ABOUT THIS TASK:
Could you set down all of the data again, exactly as it stands?

RECORDS FOR THIS EXERCISE:
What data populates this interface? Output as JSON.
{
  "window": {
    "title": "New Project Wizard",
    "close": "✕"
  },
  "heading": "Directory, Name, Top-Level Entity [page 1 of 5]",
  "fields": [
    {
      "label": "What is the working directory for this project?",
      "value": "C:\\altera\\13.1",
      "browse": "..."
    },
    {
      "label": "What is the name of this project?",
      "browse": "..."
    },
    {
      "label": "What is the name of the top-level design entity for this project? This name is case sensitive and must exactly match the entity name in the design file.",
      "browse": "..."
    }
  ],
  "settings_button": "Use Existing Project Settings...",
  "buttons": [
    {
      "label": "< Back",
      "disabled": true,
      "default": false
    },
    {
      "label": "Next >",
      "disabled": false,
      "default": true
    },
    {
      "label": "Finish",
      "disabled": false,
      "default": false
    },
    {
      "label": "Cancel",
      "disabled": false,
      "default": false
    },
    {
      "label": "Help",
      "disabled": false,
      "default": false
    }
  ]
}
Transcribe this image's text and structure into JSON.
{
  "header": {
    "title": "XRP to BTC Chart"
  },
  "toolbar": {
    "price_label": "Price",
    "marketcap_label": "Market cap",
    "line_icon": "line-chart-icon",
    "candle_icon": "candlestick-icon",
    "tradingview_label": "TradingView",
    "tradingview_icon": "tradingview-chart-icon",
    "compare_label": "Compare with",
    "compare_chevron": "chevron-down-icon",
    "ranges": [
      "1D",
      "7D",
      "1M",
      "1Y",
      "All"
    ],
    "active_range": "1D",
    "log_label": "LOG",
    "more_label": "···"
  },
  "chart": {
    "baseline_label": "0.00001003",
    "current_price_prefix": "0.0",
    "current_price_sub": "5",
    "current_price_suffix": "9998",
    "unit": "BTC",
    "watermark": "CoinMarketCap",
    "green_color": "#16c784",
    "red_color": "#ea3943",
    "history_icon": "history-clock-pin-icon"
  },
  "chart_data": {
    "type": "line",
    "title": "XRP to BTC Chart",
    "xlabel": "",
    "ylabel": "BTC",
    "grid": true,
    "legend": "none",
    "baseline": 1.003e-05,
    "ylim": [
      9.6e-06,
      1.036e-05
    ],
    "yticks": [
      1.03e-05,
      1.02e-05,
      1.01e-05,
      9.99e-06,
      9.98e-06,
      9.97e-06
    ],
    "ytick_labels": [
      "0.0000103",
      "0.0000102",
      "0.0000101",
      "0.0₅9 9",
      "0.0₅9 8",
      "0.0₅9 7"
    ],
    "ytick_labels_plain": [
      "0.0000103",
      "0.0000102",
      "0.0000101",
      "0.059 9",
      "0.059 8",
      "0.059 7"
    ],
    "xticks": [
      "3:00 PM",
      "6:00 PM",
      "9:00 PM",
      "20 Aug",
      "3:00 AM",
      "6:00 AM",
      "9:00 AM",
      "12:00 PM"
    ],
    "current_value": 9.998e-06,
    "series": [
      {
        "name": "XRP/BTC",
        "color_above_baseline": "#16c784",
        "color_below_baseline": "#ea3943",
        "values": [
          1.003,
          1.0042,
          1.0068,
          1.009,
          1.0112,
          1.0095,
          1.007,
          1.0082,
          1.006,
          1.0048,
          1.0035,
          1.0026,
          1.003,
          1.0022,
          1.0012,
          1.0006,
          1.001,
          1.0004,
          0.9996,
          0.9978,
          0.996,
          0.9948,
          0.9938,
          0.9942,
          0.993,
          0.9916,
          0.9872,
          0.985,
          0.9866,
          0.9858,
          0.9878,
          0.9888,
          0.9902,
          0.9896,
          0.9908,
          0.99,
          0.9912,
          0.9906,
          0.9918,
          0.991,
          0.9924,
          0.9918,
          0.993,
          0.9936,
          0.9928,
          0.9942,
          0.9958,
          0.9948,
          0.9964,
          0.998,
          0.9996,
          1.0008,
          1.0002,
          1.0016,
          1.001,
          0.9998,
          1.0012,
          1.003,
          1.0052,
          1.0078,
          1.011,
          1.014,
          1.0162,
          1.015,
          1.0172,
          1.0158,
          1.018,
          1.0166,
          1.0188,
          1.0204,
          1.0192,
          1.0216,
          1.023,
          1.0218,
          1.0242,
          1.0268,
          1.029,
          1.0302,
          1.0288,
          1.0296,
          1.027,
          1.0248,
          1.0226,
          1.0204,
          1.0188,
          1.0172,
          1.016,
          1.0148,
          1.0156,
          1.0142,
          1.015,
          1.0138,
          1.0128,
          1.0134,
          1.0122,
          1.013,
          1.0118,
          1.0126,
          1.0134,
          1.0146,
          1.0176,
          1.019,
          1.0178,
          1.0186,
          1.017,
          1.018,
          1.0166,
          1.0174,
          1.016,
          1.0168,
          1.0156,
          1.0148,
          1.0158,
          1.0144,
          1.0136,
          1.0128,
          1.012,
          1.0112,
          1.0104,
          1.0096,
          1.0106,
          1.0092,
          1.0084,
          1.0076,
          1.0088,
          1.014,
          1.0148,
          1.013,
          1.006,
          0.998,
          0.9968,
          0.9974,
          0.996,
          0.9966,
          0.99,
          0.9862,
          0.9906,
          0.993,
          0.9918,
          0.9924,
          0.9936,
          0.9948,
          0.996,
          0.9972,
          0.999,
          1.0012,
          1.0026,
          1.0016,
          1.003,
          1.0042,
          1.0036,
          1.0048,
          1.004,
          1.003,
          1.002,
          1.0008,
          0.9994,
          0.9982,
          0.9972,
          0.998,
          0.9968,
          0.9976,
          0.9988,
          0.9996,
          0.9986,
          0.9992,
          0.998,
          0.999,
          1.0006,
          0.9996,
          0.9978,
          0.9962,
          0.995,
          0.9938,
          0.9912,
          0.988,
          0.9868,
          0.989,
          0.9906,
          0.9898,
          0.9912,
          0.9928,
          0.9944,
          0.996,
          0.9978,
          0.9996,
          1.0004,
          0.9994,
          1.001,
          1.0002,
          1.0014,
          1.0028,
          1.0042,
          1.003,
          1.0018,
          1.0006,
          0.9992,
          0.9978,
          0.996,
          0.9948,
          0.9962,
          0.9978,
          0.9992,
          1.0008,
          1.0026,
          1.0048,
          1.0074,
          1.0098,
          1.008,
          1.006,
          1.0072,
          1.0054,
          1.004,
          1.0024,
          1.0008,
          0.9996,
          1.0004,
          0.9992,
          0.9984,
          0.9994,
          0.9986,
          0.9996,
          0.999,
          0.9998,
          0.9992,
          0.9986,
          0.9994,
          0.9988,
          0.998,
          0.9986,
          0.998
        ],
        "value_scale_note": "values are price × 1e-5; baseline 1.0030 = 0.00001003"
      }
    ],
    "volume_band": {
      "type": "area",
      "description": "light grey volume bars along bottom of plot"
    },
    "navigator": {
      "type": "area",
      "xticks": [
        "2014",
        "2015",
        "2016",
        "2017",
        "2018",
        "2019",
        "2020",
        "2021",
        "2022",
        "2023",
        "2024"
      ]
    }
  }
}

ANSWER:
What data populates this interface? Output as JSON.
{
  "window": {
    "title": "New Project Wizard",
    "close": "✕"
  },
  "heading": "Directory, Name, Top-Level Entity [page 1 of 5]",
  "fields": [
    {
      "label": "What is the working directory for this project?",
      "value": "C:\\altera\\13.1",
      "browse": "..."
    },
    {
      "label": "What is the name of this project?",
      "browse": "..."
    },
    {
      "label": "What is the name of the top-level design entity for this project? This name is case sensitive and must exactly match the entity name in the design file.",
      "browse": "..."
    }
  ],
  "settings_button": "Use Existing Project Settings...",
  "buttons": [
    {
      "label": "< Back",
      "disabled": true,
      "default": false
    },
    {
      "label": "Next >",
      "disabled": false,
      "default": true
    },
    {
      "label": "Finish",
      "disabled": false,
      "default": false
    },
    {
      "label": "Cancel",
      "disabled": false,
      "default": false
    },
    {
      "label": "Help",
      "disabled": false,
      "default": false
    }
  ]
}
Transcribe this image's text and structure into JSON.
{
  "header": {
    "title": "XRP to BTC Chart"
  },
  "toolbar": {
    "price_label": "Price",
    "marketcap_label": "Market cap",
    "line_icon": "line-chart-icon",
    "candle_icon": "candlestick-icon",
    "tradingview_label": "TradingView",
    "tradingview_icon": "tradingview-chart-icon",
    "compare_label": "Compare with",
    "compare_chevron": "chevron-down-icon",
    "ranges": [
      "1D",
      "7D",
      "1M",
      "1Y",
      "All"
    ],
    "active_range": "1D",
    "log_label": "LOG",
    "more_label": "···"
  },
  "chart": {
    "baseline_label": "0.00001003",
    "current_price_prefix": "0.0",
    "current_price_sub": "5",
    "current_price_suffix": "9998",
    "unit": "BTC",
    "watermark": "CoinMarketCap",
    "green_color": "#16c784",
    "red_color": "#ea3943",
    "history_icon": "history-clock-pin-icon"
  },
  "chart_data": {
    "type": "line",
    "title": "XRP to BTC Chart",
    "xlabel": "",
    "ylabel": "BTC",
    "grid": true,
    "legend": "none",
    "baseline": 1.003e-05,
    "ylim": [
      9.6e-06,
      1.036e-05
    ],
    "yticks": [
      1.03e-05,
      1.02e-05,
      1.01e-05,
      9.99e-06,
      9.98e-06,
      9.97e-06
    ],
    "ytick_labels": [
      "0.0000103",
      "0.0000102",
      "0.0000101",
      "0.0₅9 9",
      "0.0₅9 8",
      "0.0₅9 7"
    ],
    "ytick_labels_plain": [
      "0.0000103",
      "0.0000102",
      "0.0000101",
      "0.059 9",
      "0.059 8",
      "0.059 7"
    ],
    "xticks": [
      "3:00 PM",
      "6:00 PM",
      "9:00 PM",
      "20 Aug",
      "3:00 AM",
      "6:00 AM",
      "9:00 AM",
      "12:00 PM"
    ],
    "current_value": 9.998e-06,
    "series": [
      {
        "name": "XRP/BTC",
        "color_above_baseline": "#16c784",
        "color_below_baseline": "#ea3943",
        "values": [
          1.003,
          1.0042,
          1.0068,
          1.009,
          1.0112,
          1.0095,
          1.007,
          1.0082,
          1.006,
          1.0048,
          1.0035,
          1.0026,
          1.003,
          1.0022,
          1.0012,
          1.0006,
          1.001,
          1.0004,
          0.9996,
          0.9978,
          0.996,
          0.9948,
          0.9938,
          0.9942,
          0.993,
          0.9916,
          0.9872,
          0.985,
          0.9866,
          0.9858,
          0.9878,
          0.9888,
          0.9902,
          0.9896,
          0.9908,
          0.99,
          0.9912,
          0.9906,
          0.9918,
          0.991,
          0.9924,
          0.9918,
          0.993,
          0.9936,
          0.9928,
          0.9942,
          0.9958,
          0.9948,
          0.9964,
          0.998,
          0.9996,
          1.0008,
          1.0002,
          1.0016,
          1.001,
          0.9998,
          1.0012,
          1.003,
          1.0052,
          1.0078,
          1.011,
          1.014,
          1.0162,
          1.015,
          1.0172,
          1.0158,
          1.018,
          1.0166,
          1.0188,
          1.0204,
          1.0192,
          1.0216,
          1.023,
          1.0218,
          1.0242,
          1.0268,
          1.029,
          1.0302,
          1.0288,
          1.0296,
          1.027,
          1.0248,
          1.0226,
          1.0204,
          1.0188,
          1.0172,
          1.016,
          1.0148,
          1.0156,
          1.0142,
          1.015,
          1.0138,
          1.0128,
          1.0134,
          1.0122,
          1.013,
          1.0118,
          1.0126,
          1.0134,
          1.0146,
          1.0176,
          1.019,
          1.0178,
          1.0186,
          1.017,
          1.018,
          1.0166,
          1.0174,
          1.016,
          1.0168,
          1.0156,
          1.0148,
          1.0158,
          1.0144,
          1.0136,
          1.0128,
          1.012,
          1.0112,
          1.0104,
          1.0096,
          1.0106,
          1.0092,
          1.0084,
          1.0076,
          1.0088,
          1.014,
          1.0148,
          1.013,
          1.006,
          0.998,
          0.9968,
          0.9974,
          0.996,
          0.9966,
          0.99,
          0.9862,
          0.9906,
          0.993,
          0.9918,
          0.9924,
          0.9936,
          0.9948,
          0.996,
          0.9972,
          0.999,
          1.0012,
          1.0026,
          1.0016,
          1.003,
          1.0042,
          1.0036,
          1.0048,
          1.004,
          1.003,
          1.002,
          1.0008,
          0.9994,
          0.9982,
          0.9972,
          0.998,
          0.9968,
          0.9976,
          0.9988,
          0.9996,
          0.9986,
          0.9992,
          0.998,
          0.999,
          1.0006,
          0.9996,
          0.9978,
          0.9962,
          0.995,
          0.9938,
          0.9912,
          0.988,
          0.9868,
          0.989,
          0.9906,
          0.9898,
          0.9912,
          0.9928,
          0.9944,
          0.996,
          0.9978,
          0.9996,
          1.0004,
          0.9994,
          1.001,
          1.0002,
          1.0014,
          1.0028,
          1.0042,
          1.003,
          1.0018,
          1.0006,
          0.9992,
          0.9978,
          0.996,
          0.9948,
          0.9962,
          0.9978,
          0.9992,
          1.0008,
          1.0026,
          1.0048,
          1.0074,
          1.0098,
          1.008,
          1.006,
          1.0072,
          1.0054,
          1.004,
          1.0024,
          1.0008,
          0.9996,
          1.0004,
          0.9992,
          0.9984,
          0.9994,
          0.9986,
          0.9996,
          0.999,
          0.9998,
          0.9992,
          0.9986,
          0.9994,
          0.9988,
          0.998,
          0.9986,
          0.998
        ],
        "value_scale_note": "values are price × 1e-5; baseline 1.0030 = 0.00001003"
      }
    ],
    "volume_band": {
      "type": "area",
      "description": "light grey volume bars along bottom of plot"
    },
    "navigator": {
      "type": "area",
      "xticks": [
        "2014",
        "2015",
        "2016",
        "2017",
        "2018",
        "2019",
        "2020",
        "2021",
        "2022",
        "2023",
        "2024"
      ]
    }
  }
}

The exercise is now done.